What you should do: Check each line of the data below for the word "delle", then extract the ones that have it.

Task data:

● ● ● ●

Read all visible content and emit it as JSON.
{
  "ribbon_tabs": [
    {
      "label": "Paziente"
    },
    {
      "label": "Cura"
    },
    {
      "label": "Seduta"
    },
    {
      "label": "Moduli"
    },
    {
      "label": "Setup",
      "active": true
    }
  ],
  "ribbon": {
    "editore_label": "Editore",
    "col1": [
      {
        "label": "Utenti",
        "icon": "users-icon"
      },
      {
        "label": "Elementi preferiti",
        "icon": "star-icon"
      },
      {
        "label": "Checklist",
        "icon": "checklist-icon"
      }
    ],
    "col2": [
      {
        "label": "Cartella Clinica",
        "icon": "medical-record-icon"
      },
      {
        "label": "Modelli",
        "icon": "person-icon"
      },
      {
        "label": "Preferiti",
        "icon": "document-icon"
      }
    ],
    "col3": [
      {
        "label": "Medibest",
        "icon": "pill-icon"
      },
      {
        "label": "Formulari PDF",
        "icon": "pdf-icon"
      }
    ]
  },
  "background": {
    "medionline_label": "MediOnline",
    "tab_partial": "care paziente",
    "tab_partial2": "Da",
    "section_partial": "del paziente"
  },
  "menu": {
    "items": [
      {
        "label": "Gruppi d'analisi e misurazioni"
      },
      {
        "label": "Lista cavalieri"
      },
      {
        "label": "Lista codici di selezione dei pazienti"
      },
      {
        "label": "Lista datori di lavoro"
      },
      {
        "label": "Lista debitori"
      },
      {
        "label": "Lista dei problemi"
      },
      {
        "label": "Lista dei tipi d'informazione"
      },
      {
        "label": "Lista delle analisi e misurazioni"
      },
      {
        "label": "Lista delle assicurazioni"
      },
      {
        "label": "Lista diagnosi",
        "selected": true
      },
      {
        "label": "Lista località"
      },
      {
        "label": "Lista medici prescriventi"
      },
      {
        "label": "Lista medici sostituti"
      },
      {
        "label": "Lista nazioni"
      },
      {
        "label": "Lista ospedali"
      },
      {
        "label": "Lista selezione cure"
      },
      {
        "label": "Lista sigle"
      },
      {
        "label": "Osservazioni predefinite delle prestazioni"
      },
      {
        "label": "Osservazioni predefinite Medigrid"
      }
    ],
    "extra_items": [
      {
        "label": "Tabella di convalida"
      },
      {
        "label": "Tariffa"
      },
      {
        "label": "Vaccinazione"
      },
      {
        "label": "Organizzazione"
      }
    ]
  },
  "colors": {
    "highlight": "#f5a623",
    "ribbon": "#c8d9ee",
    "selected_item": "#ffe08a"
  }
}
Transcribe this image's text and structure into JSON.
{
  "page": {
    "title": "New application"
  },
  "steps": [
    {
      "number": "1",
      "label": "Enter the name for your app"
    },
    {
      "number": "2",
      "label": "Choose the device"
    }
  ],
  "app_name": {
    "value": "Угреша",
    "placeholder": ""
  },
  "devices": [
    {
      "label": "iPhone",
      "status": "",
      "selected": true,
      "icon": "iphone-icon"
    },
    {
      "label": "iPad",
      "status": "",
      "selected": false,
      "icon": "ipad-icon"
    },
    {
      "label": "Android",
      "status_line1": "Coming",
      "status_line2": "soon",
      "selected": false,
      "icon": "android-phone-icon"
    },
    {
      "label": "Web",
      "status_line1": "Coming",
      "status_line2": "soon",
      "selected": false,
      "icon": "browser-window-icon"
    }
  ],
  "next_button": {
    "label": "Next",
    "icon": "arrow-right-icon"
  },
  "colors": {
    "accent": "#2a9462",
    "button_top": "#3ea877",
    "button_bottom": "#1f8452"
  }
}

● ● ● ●

Result for this task:
        "label": "Lista delle analisi e misurazioni"
        "label": "Lista delle assicurazioni"
        "label": "Osservazioni predefinite delle prestazioni"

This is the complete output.